Work instructions | Write out each line of the entries below that holds the word "kind".

** Material supplied follows **

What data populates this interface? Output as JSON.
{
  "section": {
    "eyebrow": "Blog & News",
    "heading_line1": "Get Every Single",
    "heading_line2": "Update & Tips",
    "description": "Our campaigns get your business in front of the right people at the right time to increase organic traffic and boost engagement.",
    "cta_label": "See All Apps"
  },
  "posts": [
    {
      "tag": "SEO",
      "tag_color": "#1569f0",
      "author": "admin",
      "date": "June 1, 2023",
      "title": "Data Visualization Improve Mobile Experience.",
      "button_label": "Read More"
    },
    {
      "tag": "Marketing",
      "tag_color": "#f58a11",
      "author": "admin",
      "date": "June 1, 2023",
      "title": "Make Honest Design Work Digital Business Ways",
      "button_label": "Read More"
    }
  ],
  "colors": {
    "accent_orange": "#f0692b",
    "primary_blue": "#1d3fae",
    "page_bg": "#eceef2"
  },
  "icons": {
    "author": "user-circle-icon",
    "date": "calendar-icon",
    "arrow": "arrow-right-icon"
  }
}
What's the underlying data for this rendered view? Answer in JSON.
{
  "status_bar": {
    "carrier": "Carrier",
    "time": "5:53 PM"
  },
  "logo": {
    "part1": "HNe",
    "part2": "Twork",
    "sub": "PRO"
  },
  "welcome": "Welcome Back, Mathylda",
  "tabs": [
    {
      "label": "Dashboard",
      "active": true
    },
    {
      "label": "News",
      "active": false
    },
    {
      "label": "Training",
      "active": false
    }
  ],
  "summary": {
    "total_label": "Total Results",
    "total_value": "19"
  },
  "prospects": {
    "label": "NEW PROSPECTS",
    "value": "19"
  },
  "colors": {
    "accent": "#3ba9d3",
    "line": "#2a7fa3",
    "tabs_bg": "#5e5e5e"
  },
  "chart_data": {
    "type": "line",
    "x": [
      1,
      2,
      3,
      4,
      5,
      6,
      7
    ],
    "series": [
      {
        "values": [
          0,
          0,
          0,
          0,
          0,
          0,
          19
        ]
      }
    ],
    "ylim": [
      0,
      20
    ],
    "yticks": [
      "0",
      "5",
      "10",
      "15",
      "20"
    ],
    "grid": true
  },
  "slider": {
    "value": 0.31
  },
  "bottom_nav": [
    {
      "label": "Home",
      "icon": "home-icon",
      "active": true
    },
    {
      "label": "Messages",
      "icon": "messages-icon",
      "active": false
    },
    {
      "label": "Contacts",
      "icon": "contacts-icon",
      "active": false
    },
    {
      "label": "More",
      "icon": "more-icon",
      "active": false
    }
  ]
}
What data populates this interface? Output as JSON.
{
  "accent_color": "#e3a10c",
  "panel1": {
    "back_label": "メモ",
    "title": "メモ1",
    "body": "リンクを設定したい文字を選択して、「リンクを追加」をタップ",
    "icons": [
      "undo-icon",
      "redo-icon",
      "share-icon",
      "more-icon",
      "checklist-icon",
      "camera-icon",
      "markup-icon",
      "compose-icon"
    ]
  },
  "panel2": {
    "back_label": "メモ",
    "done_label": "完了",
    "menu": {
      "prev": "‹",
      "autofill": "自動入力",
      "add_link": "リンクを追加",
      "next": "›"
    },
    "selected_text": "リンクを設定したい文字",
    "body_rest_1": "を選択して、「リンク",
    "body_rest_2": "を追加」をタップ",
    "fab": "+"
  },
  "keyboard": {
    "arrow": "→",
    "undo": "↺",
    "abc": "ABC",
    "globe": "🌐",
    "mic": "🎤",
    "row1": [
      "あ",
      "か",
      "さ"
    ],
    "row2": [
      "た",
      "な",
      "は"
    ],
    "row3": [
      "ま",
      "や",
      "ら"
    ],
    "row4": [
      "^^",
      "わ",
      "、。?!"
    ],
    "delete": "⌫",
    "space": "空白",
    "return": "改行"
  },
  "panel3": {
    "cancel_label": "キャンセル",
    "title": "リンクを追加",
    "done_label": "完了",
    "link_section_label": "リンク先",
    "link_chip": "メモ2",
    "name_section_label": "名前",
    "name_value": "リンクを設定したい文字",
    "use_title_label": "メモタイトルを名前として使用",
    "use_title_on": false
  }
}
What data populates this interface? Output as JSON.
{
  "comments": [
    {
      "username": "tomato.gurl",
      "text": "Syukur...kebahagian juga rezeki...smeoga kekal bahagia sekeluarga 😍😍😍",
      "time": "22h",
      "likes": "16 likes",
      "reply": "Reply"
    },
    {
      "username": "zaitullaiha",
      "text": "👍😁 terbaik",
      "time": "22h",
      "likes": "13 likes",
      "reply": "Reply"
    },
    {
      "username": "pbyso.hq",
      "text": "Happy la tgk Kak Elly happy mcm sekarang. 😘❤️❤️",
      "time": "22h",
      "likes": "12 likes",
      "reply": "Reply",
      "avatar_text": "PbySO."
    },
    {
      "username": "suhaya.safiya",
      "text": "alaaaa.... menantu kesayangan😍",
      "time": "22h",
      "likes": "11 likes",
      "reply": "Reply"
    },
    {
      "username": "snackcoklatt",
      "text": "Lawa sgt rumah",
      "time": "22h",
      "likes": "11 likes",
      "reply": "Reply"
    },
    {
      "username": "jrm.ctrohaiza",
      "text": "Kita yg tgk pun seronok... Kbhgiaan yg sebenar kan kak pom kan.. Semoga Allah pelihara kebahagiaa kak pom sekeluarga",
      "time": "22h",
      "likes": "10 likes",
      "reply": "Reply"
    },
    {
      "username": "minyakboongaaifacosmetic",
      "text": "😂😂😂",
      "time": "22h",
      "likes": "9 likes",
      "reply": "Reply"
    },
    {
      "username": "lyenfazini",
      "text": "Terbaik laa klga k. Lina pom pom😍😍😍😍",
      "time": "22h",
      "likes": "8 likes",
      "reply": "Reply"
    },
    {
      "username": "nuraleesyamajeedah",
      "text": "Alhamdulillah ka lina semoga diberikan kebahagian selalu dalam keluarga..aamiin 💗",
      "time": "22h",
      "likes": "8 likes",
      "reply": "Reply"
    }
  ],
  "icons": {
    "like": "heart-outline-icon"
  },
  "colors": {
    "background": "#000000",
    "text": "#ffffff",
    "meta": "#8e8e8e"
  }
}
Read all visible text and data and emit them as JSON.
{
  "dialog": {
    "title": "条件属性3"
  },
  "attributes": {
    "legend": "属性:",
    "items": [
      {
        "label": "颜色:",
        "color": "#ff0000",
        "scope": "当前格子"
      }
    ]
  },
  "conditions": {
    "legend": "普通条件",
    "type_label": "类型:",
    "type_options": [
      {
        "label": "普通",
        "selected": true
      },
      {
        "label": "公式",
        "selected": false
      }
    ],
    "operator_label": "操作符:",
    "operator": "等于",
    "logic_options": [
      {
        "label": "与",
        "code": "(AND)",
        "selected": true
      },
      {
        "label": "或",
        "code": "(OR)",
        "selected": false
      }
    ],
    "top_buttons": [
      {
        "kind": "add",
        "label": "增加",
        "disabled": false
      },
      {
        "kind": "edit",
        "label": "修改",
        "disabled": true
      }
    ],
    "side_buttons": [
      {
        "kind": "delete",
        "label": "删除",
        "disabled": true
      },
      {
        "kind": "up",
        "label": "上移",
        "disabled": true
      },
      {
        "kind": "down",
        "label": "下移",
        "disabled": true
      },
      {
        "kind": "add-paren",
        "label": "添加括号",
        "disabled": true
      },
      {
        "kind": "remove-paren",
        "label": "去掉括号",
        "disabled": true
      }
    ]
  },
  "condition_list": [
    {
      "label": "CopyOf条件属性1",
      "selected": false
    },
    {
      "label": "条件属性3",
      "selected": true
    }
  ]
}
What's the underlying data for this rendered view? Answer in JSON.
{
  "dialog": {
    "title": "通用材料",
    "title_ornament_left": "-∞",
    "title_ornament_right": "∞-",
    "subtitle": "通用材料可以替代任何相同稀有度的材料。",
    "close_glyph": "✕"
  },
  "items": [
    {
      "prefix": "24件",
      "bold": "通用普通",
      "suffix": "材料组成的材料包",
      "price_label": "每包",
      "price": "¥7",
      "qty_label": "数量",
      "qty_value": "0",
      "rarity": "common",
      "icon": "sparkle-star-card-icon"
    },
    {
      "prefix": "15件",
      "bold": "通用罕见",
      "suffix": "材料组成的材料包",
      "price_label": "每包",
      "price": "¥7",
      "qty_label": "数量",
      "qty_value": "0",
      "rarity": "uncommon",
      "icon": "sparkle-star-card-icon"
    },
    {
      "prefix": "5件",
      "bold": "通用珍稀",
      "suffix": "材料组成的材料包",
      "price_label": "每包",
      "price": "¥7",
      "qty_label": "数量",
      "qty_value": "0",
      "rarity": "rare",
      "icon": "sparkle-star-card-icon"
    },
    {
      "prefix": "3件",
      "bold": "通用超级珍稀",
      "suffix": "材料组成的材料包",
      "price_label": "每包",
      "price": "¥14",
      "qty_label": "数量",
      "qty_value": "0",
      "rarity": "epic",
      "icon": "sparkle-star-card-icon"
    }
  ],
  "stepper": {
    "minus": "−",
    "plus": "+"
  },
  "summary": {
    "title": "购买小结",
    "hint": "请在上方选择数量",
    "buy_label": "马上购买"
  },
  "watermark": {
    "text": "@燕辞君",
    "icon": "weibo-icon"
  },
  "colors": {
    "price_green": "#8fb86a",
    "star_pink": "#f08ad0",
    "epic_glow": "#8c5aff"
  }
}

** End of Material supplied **

Exercise response |
        "kind": "add",
        "kind": "edit",
        "kind": "delete",
        "kind": "up",
        "kind": "down",
        "kind": "add-paren",
        "kind": "remove-paren",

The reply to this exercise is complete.